(Extensive information about the heritage properties and how they will be restored and incorporated into the condo complex can be reviewed in an October 1 2009 background report that the city’s planning department prepared for the Toronto Preservation Board and the Toronto and East York Community Council.)
Although the FIVE Condos application to the Committee of Adjustment won’t be decided until February at the earliest, preliminary construction activity continues. Shoring work has been underway for several months, and excavation has commenced. Full-scale excavation will begin in the new year once the shoring is finished, Mr. DiMartino said.
Below are several illustrations of the FIVE Condos project, provided courtesy of Hariri Pontarini Architects.
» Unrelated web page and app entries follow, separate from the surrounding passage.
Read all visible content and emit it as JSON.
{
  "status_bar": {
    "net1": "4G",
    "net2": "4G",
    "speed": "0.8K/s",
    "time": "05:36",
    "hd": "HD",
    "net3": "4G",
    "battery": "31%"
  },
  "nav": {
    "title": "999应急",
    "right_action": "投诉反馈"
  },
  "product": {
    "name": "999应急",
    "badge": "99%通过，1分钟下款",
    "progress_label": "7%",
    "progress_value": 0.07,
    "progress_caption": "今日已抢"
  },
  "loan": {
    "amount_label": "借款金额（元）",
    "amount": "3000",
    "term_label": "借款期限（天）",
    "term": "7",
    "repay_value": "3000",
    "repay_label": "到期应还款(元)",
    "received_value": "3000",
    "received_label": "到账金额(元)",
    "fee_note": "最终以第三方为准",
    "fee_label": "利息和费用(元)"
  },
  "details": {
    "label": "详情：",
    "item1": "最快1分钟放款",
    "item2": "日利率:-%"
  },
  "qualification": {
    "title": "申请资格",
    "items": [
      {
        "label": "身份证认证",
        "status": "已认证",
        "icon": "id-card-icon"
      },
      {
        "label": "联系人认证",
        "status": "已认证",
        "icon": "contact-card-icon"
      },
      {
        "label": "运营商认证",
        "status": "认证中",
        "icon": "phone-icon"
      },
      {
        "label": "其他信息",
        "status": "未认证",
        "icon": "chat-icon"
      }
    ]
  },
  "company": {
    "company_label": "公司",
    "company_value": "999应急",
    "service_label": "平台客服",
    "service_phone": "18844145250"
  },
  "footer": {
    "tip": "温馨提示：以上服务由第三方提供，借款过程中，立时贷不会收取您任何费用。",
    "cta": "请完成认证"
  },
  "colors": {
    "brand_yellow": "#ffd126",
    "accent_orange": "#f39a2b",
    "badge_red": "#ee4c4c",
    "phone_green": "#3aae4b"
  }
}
The post previous to this one features photos of site demolition and pre-construction activity on the FIVE Condos site between April and today. (If some of the images seem familiar, it’s because they have appeared in my previous blog posts about FIVE Condos, including June 2 2011, May 12 2011, and April 28 2011).
This illustration suggests how the 19th Century heritage buildings at 606 to 618 Yonge Street will look once the project has been completed
This illustration shows the facade of the Rawlinson Cartage Company warehouse building at 5 St Joseph Street incorporated into the condo complex
This rendering shows how the west side of the FIVE Condos complex will appear along St Nicholas Street once the heritage building facades have been rebuilt
This drawing depicts a view of the FIVE Condos complex from the northeast